The US Justice Department and some US states on
Monday informed the ratings agency Standard & Poor's that they plan
to file a civil lawsuit over its overly optimistic evaluation of
The optimistic evaluations were made prior to the financial crisis triggered by a collapse in the housing market. Many investors based their decisions on whether to invest in the ratings. As the crisis unfolded in 2007 and 2008, the triple-A rated securities drastically lost value.
The Justice Department's plans to sue were reported in the Wall Street Journal Monday. The ratings agency later confirmed the report, saying the threatened lawsuit was "without legal merit and unjust."
Standard & Poor's said the complete extend of the devaluation of real estate wasn't foreseen by anyone else - neither its competitors nor government agencies. It also said it reacted quicker than other rating agencies by implementing far-reaching measures.
The ratings agencies have been criticized for years, but have defended themselves successfully by saying they only gave their opinion and didn't recommend buying.
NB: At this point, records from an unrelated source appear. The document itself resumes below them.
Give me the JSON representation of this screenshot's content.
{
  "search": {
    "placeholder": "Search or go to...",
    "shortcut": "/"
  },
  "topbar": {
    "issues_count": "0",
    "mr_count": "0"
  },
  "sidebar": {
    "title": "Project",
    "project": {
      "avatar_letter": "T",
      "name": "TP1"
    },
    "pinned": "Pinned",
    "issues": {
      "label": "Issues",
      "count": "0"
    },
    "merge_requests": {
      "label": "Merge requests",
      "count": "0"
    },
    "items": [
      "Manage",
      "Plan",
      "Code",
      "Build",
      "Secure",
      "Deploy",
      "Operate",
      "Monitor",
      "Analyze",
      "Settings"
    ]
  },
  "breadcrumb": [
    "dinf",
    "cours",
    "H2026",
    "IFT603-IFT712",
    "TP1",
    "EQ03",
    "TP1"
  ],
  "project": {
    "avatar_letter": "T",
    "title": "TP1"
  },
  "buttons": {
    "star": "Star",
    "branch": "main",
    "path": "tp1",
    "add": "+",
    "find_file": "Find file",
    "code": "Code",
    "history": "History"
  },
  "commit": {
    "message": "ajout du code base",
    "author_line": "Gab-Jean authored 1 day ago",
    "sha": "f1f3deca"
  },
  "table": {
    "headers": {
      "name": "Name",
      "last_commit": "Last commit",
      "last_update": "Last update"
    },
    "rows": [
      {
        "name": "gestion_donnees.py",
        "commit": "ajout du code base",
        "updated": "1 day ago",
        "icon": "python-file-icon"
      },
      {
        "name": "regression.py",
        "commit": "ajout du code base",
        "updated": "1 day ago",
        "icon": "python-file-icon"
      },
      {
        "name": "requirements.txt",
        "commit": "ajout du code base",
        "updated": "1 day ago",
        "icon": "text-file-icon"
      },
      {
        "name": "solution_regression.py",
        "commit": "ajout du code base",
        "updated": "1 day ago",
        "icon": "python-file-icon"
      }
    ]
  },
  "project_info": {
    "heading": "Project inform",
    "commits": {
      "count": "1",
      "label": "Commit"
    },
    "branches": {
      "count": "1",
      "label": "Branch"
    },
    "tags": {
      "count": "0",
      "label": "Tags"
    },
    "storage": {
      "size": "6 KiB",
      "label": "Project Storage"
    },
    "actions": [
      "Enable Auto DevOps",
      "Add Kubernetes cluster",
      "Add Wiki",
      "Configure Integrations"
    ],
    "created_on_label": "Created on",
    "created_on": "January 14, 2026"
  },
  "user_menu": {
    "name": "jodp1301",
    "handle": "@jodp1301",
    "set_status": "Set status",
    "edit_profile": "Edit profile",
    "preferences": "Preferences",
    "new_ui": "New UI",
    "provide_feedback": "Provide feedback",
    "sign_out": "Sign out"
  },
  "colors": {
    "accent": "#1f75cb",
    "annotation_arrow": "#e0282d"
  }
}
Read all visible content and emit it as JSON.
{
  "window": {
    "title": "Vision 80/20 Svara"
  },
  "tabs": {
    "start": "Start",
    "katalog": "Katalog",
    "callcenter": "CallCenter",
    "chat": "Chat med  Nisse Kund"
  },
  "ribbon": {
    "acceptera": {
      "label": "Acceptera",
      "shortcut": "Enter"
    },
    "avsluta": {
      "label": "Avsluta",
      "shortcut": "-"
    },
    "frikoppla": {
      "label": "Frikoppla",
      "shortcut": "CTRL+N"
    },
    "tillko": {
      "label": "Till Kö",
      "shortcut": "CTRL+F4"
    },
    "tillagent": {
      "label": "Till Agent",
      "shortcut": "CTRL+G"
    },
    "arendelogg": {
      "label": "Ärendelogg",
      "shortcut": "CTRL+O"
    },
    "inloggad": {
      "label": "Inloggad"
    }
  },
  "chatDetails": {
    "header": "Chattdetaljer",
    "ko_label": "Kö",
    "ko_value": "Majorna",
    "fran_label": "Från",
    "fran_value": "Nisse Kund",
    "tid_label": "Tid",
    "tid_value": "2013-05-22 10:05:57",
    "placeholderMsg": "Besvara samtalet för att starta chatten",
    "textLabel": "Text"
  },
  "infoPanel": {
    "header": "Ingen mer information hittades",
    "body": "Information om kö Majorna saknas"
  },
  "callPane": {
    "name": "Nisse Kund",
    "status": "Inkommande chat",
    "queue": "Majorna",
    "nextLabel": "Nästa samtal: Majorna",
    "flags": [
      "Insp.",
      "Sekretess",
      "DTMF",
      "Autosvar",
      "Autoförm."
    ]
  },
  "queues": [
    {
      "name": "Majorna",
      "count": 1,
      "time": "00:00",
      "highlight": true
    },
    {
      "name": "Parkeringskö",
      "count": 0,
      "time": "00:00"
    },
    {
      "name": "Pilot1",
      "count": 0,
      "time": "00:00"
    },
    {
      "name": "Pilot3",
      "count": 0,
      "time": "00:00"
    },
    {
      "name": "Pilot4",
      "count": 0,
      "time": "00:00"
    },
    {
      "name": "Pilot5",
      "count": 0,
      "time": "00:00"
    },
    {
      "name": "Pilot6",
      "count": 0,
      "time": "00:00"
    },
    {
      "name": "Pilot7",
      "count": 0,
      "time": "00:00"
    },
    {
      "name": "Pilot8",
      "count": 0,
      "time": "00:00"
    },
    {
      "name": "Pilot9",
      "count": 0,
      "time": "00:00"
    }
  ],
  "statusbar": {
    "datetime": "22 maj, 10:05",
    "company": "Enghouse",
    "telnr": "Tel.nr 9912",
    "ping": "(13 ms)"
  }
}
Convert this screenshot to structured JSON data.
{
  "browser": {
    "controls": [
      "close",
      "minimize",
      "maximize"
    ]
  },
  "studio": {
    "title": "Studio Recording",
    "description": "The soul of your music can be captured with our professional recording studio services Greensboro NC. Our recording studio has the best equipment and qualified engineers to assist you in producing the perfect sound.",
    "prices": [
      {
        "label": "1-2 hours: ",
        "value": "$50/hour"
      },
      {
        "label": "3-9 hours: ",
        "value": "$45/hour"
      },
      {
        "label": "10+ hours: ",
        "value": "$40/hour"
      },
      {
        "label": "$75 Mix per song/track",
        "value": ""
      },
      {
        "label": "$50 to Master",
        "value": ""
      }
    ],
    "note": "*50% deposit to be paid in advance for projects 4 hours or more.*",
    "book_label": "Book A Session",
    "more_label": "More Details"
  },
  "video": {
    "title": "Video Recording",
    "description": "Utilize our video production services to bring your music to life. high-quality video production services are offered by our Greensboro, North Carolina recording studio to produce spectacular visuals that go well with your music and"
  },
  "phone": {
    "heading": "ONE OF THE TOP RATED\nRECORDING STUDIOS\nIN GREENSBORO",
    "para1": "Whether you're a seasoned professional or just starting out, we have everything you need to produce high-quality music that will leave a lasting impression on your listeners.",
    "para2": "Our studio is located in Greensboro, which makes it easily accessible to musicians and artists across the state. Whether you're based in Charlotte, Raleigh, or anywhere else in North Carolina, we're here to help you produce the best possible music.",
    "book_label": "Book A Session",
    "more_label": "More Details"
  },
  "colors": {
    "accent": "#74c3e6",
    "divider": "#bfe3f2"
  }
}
A civil lawsuit filed by the Justice Department and state prosecutors would be the most serious attack on the ratings agency to date. Standard & Poor's is the number one ratings agency, but it is often named in the same breath with Moody's and Fitch in discussions about the role of the financial crisis.
Ratings agencies were assigned by banks to evaluate the probability of mortgage-backed securities dropping. These securities are the underlying basis of the US real estate market and are purchased by banks worldwide.
Most Popular Stories
- Fantasy Football Gambling Industry Facing Increased Legal Scrutiny
- Apple Planning to Launch Mobile Wallet
- Netflix Unveils New Way to Share Picks
- Challenge to Texas Voter ID Begins
- Construction Spending Staged Strong Rebound in July
- Celebrities Vow Revenge on Hackers Who Posted Photos
- Durant Spurns Under Armour to Return to Nike
- Auto Industry Going Back to Bad Habits
- As States Legalize Pot, Will Traffic Deaths Rise?
- Manufacturing in U.S. at Fastest Pace in 3-1/2 Years